» **What the task requires**:
Throughout the records below, find each line holding "heading" and copy it.

##### Data extracts #####

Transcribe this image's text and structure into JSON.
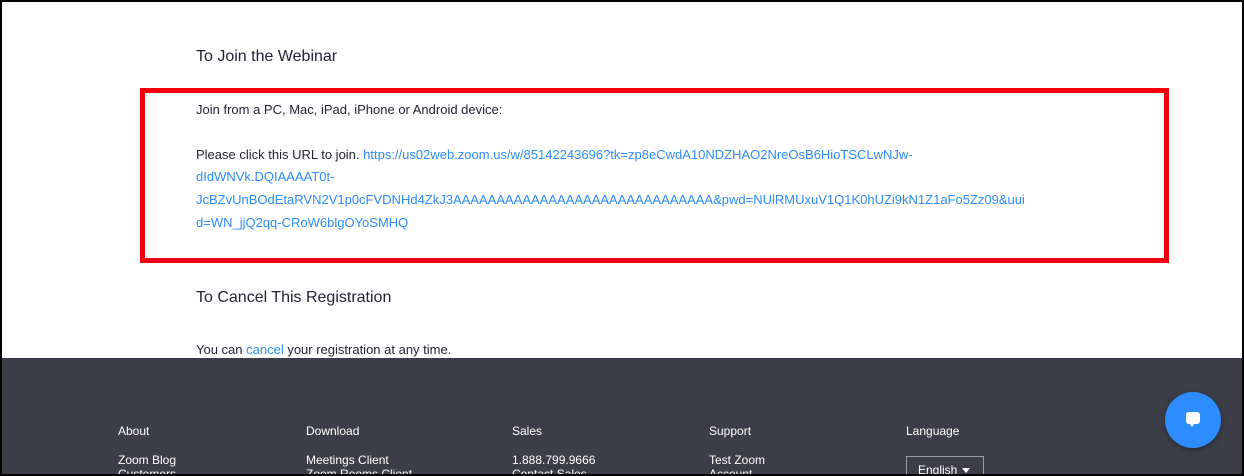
{
  "join": {
    "title": "To Join the Webinar",
    "device_line": "Join from a PC, Mac, iPad, iPhone or Android device:",
    "url_prefix": "Please click this URL to join. ",
    "url_lines": [
      "https://us02web.zoom.us/w/85142243696?tk=zp8eCwdA10NDZHAO2NreOsB6HioTSCLwNJw-",
      "dIdWNVk.DQIAAAAT0t-",
      "JcBZvUnBOdEtaRVN2V1p0cFVDNHd4ZkJ3AAAAAAAAAAAAAAAAAAAAAAAAAAAAAA&pwd=NUlRMUxuV1Q1K0hUZi9kN1Z1aFo5Zz09&uui",
      "d=WN_jjQ2qq-CRoW6blgOYoSMHQ"
    ]
  },
  "cancel": {
    "title": "To Cancel This Registration",
    "prefix": "You can ",
    "link": "cancel",
    "suffix": " your registration at any time."
  },
  "footer": {
    "columns": [
      {
        "heading": "About",
        "items": [
          "Zoom Blog",
          "Customers"
        ]
      },
      {
        "heading": "Download",
        "items": [
          "Meetings Client",
          "Zoom Rooms Client"
        ]
      },
      {
        "heading": "Sales",
        "items": [
          "1.888.799.9666",
          "Contact Sales"
        ]
      },
      {
        "heading": "Support",
        "items": [
          "Test Zoom",
          "Account"
        ]
      },
      {
        "heading": "Language",
        "items": []
      }
    ],
    "language_selected": "English"
  },
  "colors": {
    "accent": "#2d8cff",
    "highlight": "#f0000f",
    "footer_bg": "#3d3d4a"
  }
}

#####

» **Final answer**:
        "heading": "About",
        "heading": "Download",
        "heading": "Sales",
        "heading": "Support",
        "heading": "Language",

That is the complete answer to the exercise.